A few months ago while googling I stumbled on a music camp, featuring Richard Thompson, called Frets and Refrains. Two of the counselors at the camp were Martin Simpson and Happy Traum – guitarists I always wanted to hear in person.
It had been over forty-five years since I attended a music camp as a camper, so this July I became a camper at Frets and Refrains.
I arrived and quickly realized that most of the campers had been to Frets and Refrains every year for several years. They had a strong existing community and musical bond with each other. I was the new kid and had to figure out how to fit in. What did I do? I decided to be present with everyone. Being present is more than being physically in a space. It is being curious.
I believe that one aspect of learning is building trust with new people. It doesn’t matter if you are teaching or learning – you must have trust. Learning (and teaching) starts with a willingness to build new relationships. Learning is to find joy in the company of strangers.

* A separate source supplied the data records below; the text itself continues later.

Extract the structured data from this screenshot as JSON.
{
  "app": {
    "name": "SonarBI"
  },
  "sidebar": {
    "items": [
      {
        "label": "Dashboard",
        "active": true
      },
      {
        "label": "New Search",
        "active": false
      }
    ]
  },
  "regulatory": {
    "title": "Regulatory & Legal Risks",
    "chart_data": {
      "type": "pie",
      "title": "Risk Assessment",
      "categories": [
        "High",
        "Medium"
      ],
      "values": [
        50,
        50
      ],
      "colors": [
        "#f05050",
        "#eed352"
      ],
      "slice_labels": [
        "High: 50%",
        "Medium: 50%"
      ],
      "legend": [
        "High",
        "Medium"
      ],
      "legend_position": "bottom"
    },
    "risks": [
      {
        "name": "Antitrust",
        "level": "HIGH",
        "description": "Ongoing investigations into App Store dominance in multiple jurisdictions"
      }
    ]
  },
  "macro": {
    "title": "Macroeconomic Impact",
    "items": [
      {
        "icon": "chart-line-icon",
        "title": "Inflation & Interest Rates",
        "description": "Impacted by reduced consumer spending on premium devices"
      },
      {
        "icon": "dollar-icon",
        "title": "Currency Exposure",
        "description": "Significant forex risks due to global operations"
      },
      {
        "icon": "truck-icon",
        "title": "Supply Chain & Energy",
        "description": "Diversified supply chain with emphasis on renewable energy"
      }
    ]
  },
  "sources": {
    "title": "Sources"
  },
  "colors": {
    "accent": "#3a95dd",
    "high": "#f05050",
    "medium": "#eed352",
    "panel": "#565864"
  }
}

Finally, learning is listening.
Initially I learned to play guitar from someone who was blind. Later I learned guitar and banjo from other teachers. Each teacher was different.

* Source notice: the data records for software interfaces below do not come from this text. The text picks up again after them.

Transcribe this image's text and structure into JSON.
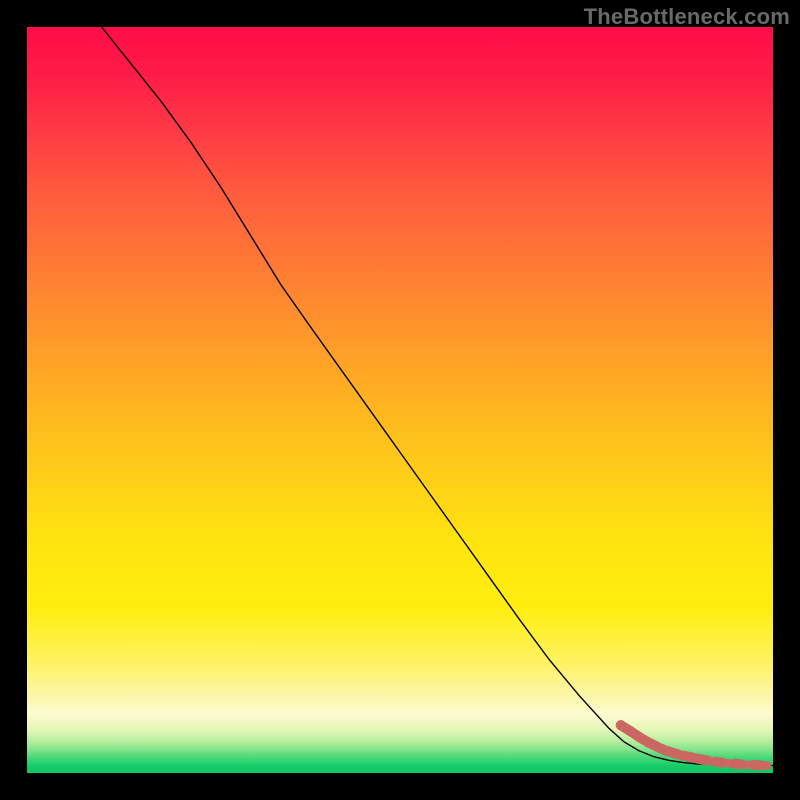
{
  "watermark": "TheBottleneck.com",
  "chart_data": {
    "type": "line",
    "title": "",
    "xlabel": "",
    "ylabel": "",
    "xlim": [
      0,
      100
    ],
    "ylim": [
      0,
      100
    ],
    "grid": false,
    "series": [
      {
        "name": "curve",
        "color": "#000000",
        "x": [
          10,
          14,
          18,
          22,
          26,
          30,
          34,
          38,
          42,
          46,
          50,
          54,
          58,
          62,
          66,
          70,
          74,
          78,
          80,
          82,
          84,
          86,
          88,
          90,
          92,
          94,
          96,
          98,
          100
        ],
        "y": [
          100,
          95,
          90,
          84.5,
          78.5,
          72,
          65.5,
          59.8,
          54.2,
          48.6,
          43.0,
          37.4,
          31.8,
          26.2,
          20.6,
          15.2,
          10.4,
          6.0,
          4.2,
          3.0,
          2.2,
          1.7,
          1.4,
          1.2,
          1.1,
          1.05,
          1.0,
          1.0,
          1.0
        ]
      }
    ],
    "bottom_markers": {
      "color": "#cc6a66",
      "points_x": [
        79.6,
        80.9,
        82.1,
        83.3,
        84.9,
        85.6,
        86.3,
        87.6,
        89.5,
        91.5,
        94.0,
        96.6,
        99.2
      ],
      "points_y": [
        6.4,
        5.6,
        4.8,
        4.1,
        3.3,
        3.0,
        2.8,
        2.4,
        2.0,
        1.6,
        1.3,
        1.1,
        1.0
      ]
    }
  }
}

I started teaching guitar and banjo in the late 70s. I feel bad for the students I had in the beginning. I don't think I was a very good teacher then. It took me years to understand that I hear, process, and learn music my way. I had to accept that my students hear, process, and learn music their way. As their teacher I had to find a common language that would bridge our differences. My personal approach was not their approach. I had to respect those differences in order to each someone in a way that enabled them to learn. In return I was able to learn more about myself and the music I perform.
At Frets and Refrains I found inspiration and joy by listening to new voices and meeting new people.